GitGuardian also automatically tags events originating from GitGuardian Public Monitoring IPs (used for monitoring public GitHub) and AWS internal IPs for events within AWS. These tags are applied when a honeytoken is publicly leaked on GitHub. You can efficiently manage events by filtering based on these tags.

Future IP-matching events will be tagged accordingly

To enhance clarity, we've added country flags next to IP addresses in the Events table. This helps you identify the origin of events more precisely, making it easier to spot potential threats.

Country flags next to IP addresses

Code leakage detection on public GitHub

This one is a favorite among our users! Honeytoken offers a powerful capability - the ability to swiftly identify a code leak.

As one of our beta customers said, “During the trial, I discovered that GitGuardian can detect when a token has been leaked on public GitHub repositories. This will help us take swift action to mitigate the potential security risks associated with code leakage.”

If a honeytoken ends up in a public GitHub repository, GitGuardian Public Monitoring quickly detects it. You'll receive an immediate alert, and these identified honeytokens are labeled as "Publicly Exposed". With a simple click, you can access a window displaying every public GitHub commit where your honeytoken was found. This way, you can efficiently handle these incidents and concentrate on safeguarding your other secrets.

Code leakage detection

What's next for Honeytoken?

Our beta program garnered immense interest, with over 700 eager minds joining the waitlist. We are deeply grateful to our beta testing community for their valuable support in shaping Honeytoken's journey. Several accounts created honeytokens as we granted them access to Honeytoken. Our success was anchored in the platform's mature features that resonated with beta testers. We're especially thrilled to share that our first customers emerged from the beta phase – an affirmation of Honeytoken's future potential.

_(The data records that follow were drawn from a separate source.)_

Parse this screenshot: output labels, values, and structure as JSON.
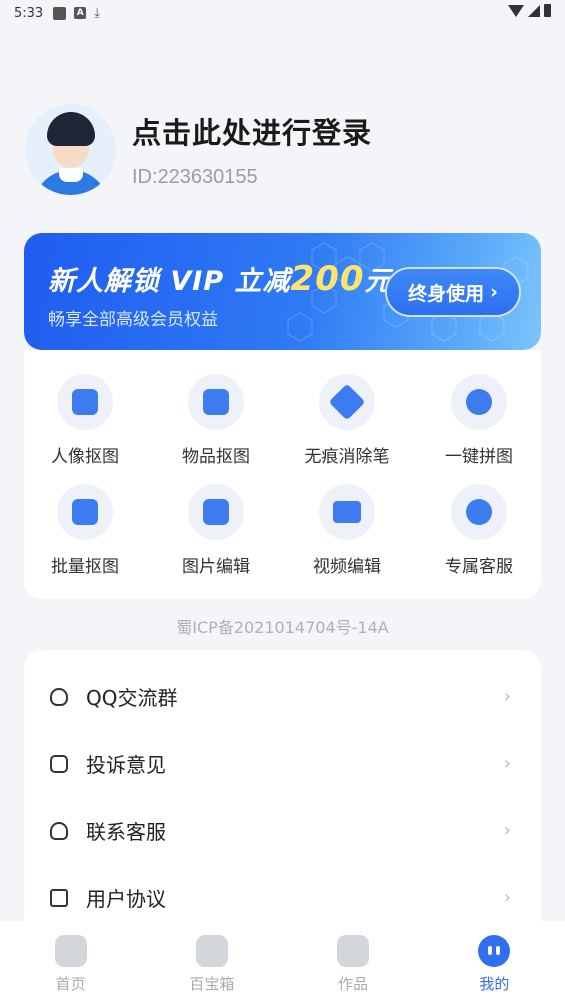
{
  "status_bar": {
    "time": "5:33",
    "icon_a": "A",
    "download": "⤓"
  },
  "profile": {
    "login_text": "点击此处进行登录",
    "user_id": "ID:223630155"
  },
  "vip": {
    "title_prefix": "新人解锁",
    "title_vip": "VIP",
    "title_mid": "立减",
    "title_amount": "200",
    "title_suffix": "元",
    "subtitle": "畅享全部高级会员权益",
    "button_label": "终身使用",
    "button_arrow": "›"
  },
  "tools": [
    {
      "label": "人像抠图",
      "icon": "portrait-icon"
    },
    {
      "label": "物品抠图",
      "icon": "bag-icon"
    },
    {
      "label": "无痕消除笔",
      "icon": "eraser-icon"
    },
    {
      "label": "一键拼图",
      "icon": "puzzle-icon"
    },
    {
      "label": "批量抠图",
      "icon": "batch-icon"
    },
    {
      "label": "图片编辑",
      "icon": "edit-icon"
    },
    {
      "label": "视频编辑",
      "icon": "video-icon"
    },
    {
      "label": "专属客服",
      "icon": "service-icon"
    }
  ],
  "icp": "蜀ICP备2021014704号-14A",
  "menu": [
    {
      "label": "QQ交流群",
      "icon": "qq-icon",
      "arrow": "›"
    },
    {
      "label": "投诉意见",
      "icon": "chat-icon",
      "arrow": "›"
    },
    {
      "label": "联系客服",
      "icon": "headset-icon",
      "arrow": "›"
    },
    {
      "label": "用户协议",
      "icon": "document-icon",
      "arrow": "›"
    }
  ],
  "tabs": [
    {
      "label": "首页",
      "icon": "home-icon",
      "active": false
    },
    {
      "label": "百宝箱",
      "icon": "toolbox-icon",
      "active": false
    },
    {
      "label": "作品",
      "icon": "works-icon",
      "active": false
    },
    {
      "label": "我的",
      "icon": "profile-icon",
      "active": true
    }
  ],
  "colors": {
    "accent": "#2f6ff0",
    "background": "#f3f5f8",
    "vip_amount": "#ffe46b"
  }
}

And speaking of the future, as we transition beyond beta, here's a sneak peek at what's in store:

  • Expanding to on-prem customers: We understand that one size doesn't fit all. That's why we're working on making Honeytoken compatible with self-hosted installations.
  • Automating honeytoken dissemination: Addressing a common request from our beta users, we're currently developing an automated dissemination process for honeytokens. Recognizing that manual insertion can be time-consuming, this enhancement will enable large enterprises to efficiently deploy and manage honeytokens at scale within their code repositories through automated pull requests.
AI for Honeytoken: We are exploring the possibilities of integrating advanced LLM models like OpenAI, for example, to create relevant contexts to insert honeytokens dynamically. While we use AI to elevate Honeytoken's effectiveness, we want to provide flexibility for individual preferences. Hence, we will also develop static content templates as fallback options
  • Diverse honeytoken types: We're not stopping at AWS key pairs. Our team is exploring the implementation of additional honeytoken types.

Honeytoken is now yours to explore, deploy, and embrace wherever your supply chain security journey leads you. As always, keep a watchful eye on our release notes and public roadmap. The journey continues, and with Honeytoken by our side, together, we will step into a future where vigilance meets innovation.

If you're already a GitGuardian customer, access this new capability through the new Honeytoken tab in your dashboard. If you haven't signed up for GitGuardian Secrets Detection yet, you can do so for free. This will not only help you locate hardcoded secrets in your code but also provide you with 5 free honeytokens.

For a seamless setup, you can refer to our step-by-step guide. At GitGuardian, we're dedicated to keeping you safe, and with Honeytoken, we are helping to turn the tables on attackers and fight them back faster!